New survey reveals support for testing regime over quarantine – and a willingness to pay for it.
Almost two-thirds of travellers support a test on arrival in the UK, a new poll has found.
Calls for an airport testing regime has grown in recent weeks amid the “quarantine roulette” caused by the frequent changes to the travel corridors list.
Heathrow has set up the first coronavirus testing centre for arrivals, but tests will cost passengers £150 a time. The airport’s CEO John Holland-Kaye told the government to “get a grip of our border policy” or risk mass redundancies in the travel industry.
Survey data compiled for Telegraph Travel by travel consultancy The PC Agency and independent market research company AudienceNet, polling 2,139 respondents, found that 62 per cent of the population supports a test on arrivals in the UK over a 14-day quarantine.
According to the research, more than half would be willing to pay for a test. Nearly three-quarters (73 per cent) would prefer a two-part test (with five days of self-quarantine in between) above a 14-day mandatory quarantine that is currently in force.
The survey will come as welcome news to the travel industry, which has pressed for a more considered border approached.
ABTA has revealed that 90,000 jobs have either been lost, or are at risk, in the travel industry and its supply chain since the global pandemic began.
If the government does not act with tailored support for travel, as it has for other sectors, 83 per cent of firms estimate that it will have a critical or serious impact on their business.
To Save Future Travel, ABTA’s plan is to:
- Regionalise quarantine: moving to a regionalised quarantine and Foreign Office travel advice policy will provide additional certainty for businesses and consumers
- Introduce testing: a testing regime will enable travel to resume to major global trading partners and mitigate the risk of infection from high risk countries
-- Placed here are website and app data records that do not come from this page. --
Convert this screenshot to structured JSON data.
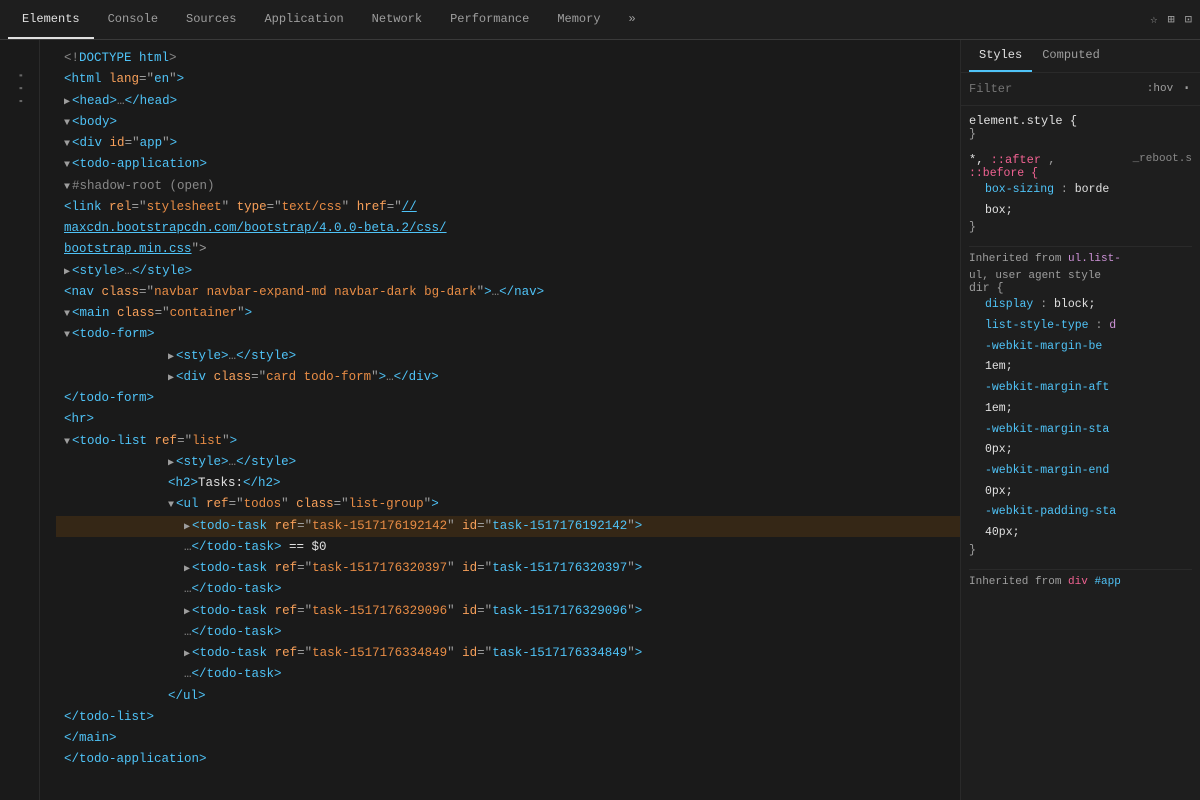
{
  "toolbar": {
    "tabs": [
      {
        "id": "elements",
        "label": "Elements",
        "active": true
      },
      {
        "id": "console",
        "label": "Console"
      },
      {
        "id": "sources",
        "label": "Sources"
      },
      {
        "id": "application",
        "label": "Application"
      },
      {
        "id": "network",
        "label": "Network"
      },
      {
        "id": "performance",
        "label": "Performance"
      },
      {
        "id": "memory",
        "label": "Memory"
      },
      {
        "id": "more",
        "label": "»"
      }
    ],
    "right_icons": [
      "star-icon",
      "bookmark-icon",
      "window-icon"
    ]
  },
  "dom": {
    "lines": [
      {
        "indent": 0,
        "content": "<!DOCTYPE html>"
      },
      {
        "indent": 0,
        "content": "<html lang=\"en\">"
      },
      {
        "indent": 1,
        "content": "▶<head>…</head>"
      },
      {
        "indent": 1,
        "content": "▼<body>"
      },
      {
        "indent": 2,
        "content": "▼<div id=\"app\">"
      },
      {
        "indent": 3,
        "content": "▼<todo-application>"
      },
      {
        "indent": 4,
        "content": "▼#shadow-root (open)"
      },
      {
        "indent": 5,
        "content": "<link rel=\"stylesheet\" type=\"text/css\" href=\"//"
      },
      {
        "indent": 5,
        "content": "maxcdn.bootstrapcdn.com/bootstrap/4.0.0-beta.2/css/"
      },
      {
        "indent": 5,
        "content": "bootstrap.min.css\">"
      },
      {
        "indent": 5,
        "content": "▶<style>…</style>"
      },
      {
        "indent": 5,
        "content": "<nav class=\"navbar navbar-expand-md navbar-dark bg-dark\">…</nav>"
      },
      {
        "indent": 5,
        "content": "▼<main class=\"container\">"
      },
      {
        "indent": 6,
        "content": "▼<todo-form>"
      },
      {
        "indent": 7,
        "content": "▶<style>…</style>"
      },
      {
        "indent": 7,
        "content": "▶<div class=\"card todo-form\">…</div>"
      },
      {
        "indent": 6,
        "content": "</todo-form>"
      },
      {
        "indent": 6,
        "content": "<hr>"
      },
      {
        "indent": 6,
        "content": "▼<todo-list ref=\"list\">"
      },
      {
        "indent": 7,
        "content": "▶<style>…</style>"
      },
      {
        "indent": 7,
        "content": "<h2>Tasks:</h2>"
      },
      {
        "indent": 7,
        "content": "▼<ul ref=\"todos\" class=\"list-group\">"
      },
      {
        "indent": 8,
        "content": "▶<todo-task ref=\"task-1517176192142\" id=\"task-1517176192142\">"
      },
      {
        "indent": 8,
        "content": "…</todo-task> == $0"
      },
      {
        "indent": 8,
        "content": "▶<todo-task ref=\"task-1517176320397\" id=\"task-1517176320397\">"
      },
      {
        "indent": 8,
        "content": "…</todo-task>"
      },
      {
        "indent": 8,
        "content": "▶<todo-task ref=\"task-1517176329096\" id=\"task-1517176329096\">"
      },
      {
        "indent": 8,
        "content": "…</todo-task>"
      },
      {
        "indent": 8,
        "content": "▶<todo-task ref=\"task-1517176334849\" id=\"task-1517176334849\">"
      },
      {
        "indent": 8,
        "content": "…</todo-task>"
      },
      {
        "indent": 7,
        "content": "</ul>"
      },
      {
        "indent": 6,
        "content": "</todo-list>"
      },
      {
        "indent": 5,
        "content": "</main>"
      },
      {
        "indent": 4,
        "content": "</todo-application>"
      }
    ]
  },
  "styles": {
    "tabs": [
      {
        "label": "Styles",
        "active": true
      },
      {
        "label": "Computed"
      }
    ],
    "filter_placeholder": "Filter",
    "filter_hov": ":hov",
    "filter_dot": "·",
    "blocks": [
      {
        "selector": "element.style {",
        "closing": "}",
        "props": []
      },
      {
        "selector": "*, ::after, ::before {",
        "source": "reboot.s",
        "props": [
          {
            "name": "box-sizing",
            "value": "borde",
            "webkit": false
          },
          {
            "name": "",
            "value": "box;",
            "webkit": false
          }
        ]
      }
    ],
    "inherited": {
      "label": "Inherited from",
      "selector_pink": "ul.list-",
      "ul_label": "ul, user agent style",
      "dir_label": "dir {",
      "props": [
        {
          "name": "display:",
          "value": "block;"
        },
        {
          "name": "list-style-type:",
          "value": "d",
          "webkit_suffix": true
        },
        {
          "name": "-webkit-margin-be",
          "value": "1em;"
        },
        {
          "name": "-webkit-margin-aft",
          "value": "1em;"
        },
        {
          "name": "-webkit-margin-sta",
          "value": "0px;"
        },
        {
          "name": "-webkit-margin-end",
          "value": "0px;"
        },
        {
          "name": "-webkit-padding-sta",
          "value": "40px;"
        }
      ]
    },
    "inherited2": {
      "label": "Inherited from",
      "selector": "div#app"
    }
  },
  "sidebar": {
    "dots": "···"
  }
}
- Grant an APD holiday: to boost demand for travel, including Summer holidays in 2021
- Provide recovery grants and other business support measures: travel agents, the vast majority of whom are SMEs, receive the majority of their income through commission that is paid on the departure, so these businesses will need support to get them through to the next major travel period next Easter. The government can support these businesses by issuing another round of grants, based on those offered to retail, hospitality, and leisure businesses earlier in the crisis, and extending other business support measures into 2021/22
- Give ongoing salary support: with the furlough scheme drawing to a close at the end of October, the government should consider extending support for businesses that have not seen a significant recovery in revenues, as has happened elsewhere such as Australia. Targeting salary support where it is needed until March 2021 would reduce the cost to HM Treasury and could preserve tens of thousands of jobs in travel